The product is presented in Alu/Alu blister pack of 10 or 30 film-coated tablets.
APO-OLMESARTAN/ AMLODIPINE/ HCTZ 20/5/12.5 mg contains 20 mg olmesartan medoxomil, 5 mg amlodipine as besilate and 12.5 mg hydrochlorothiazide.
APO-OLMESARTAN/ AMLODIPINE/ HCTZ 40/5/12.5 mg contains 40 mg of olmesartan medoxomil, 5 mg amlodipine as besilate and 12.5 mg hydrochlorothiazide.
APO-OLMESARTAN/ AMLODIPINE/ HCTZ 40/5/25 mg contains 40 mg of olmesartan medoxomil, 5 mg amlodipine as besilate and 25 mg hydrochlorothiazide.
APO-OLMESARTAN/ AMLODIPINE/ HCTZ 40/10/12.5 mg contains 40 mg of olmesartan medoxomil, 10 mg amlodipine as besilate and 12.5 mg hydrochlorothiazide.
APO-OLMESARTAN/ AMLODIPINE/ HCTZ 40/10/25 mg contains 40 mg of olmesartan medoxomil, 10 mg amlodipine as besilate and 25 mg hydrochlorothiazide.
This medicine also contains the following:
pregelatinised maize starch
silicified microcrystalline cellulose
opadry II complete film coating system 85F570046 TAN (20/5/12.5mg)
opadry II complete film coating system 85F520133 YELLOW (40/5/12.5mg and 40/5/25mg)
opadry II complete film coating system 85F540170 PINK (40/10/12.5mg and 40/10/25mg)
This medicine does not contain, sucrose, tartrazine or any other azo dyes.
This medicine is supplied in Australia by:
Apotex Pty Ltd
16 Giffnock Avenue
Tel: +61 2 8877 8333
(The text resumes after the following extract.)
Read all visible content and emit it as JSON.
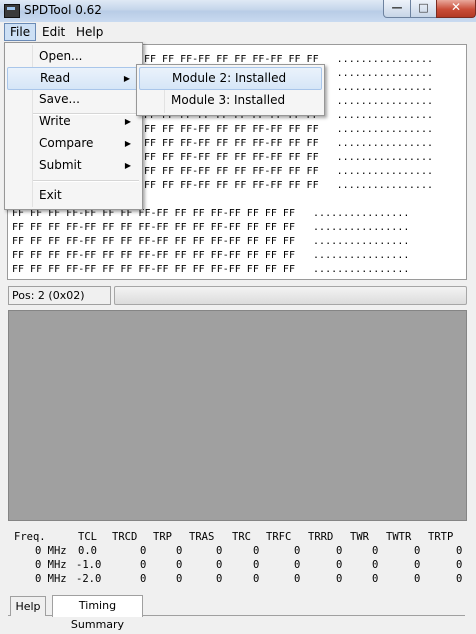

APO and APOTEX are the registered trademarks of Apotex Inc.
This leaflet was prepared in March 2020.
Source: Read Full Article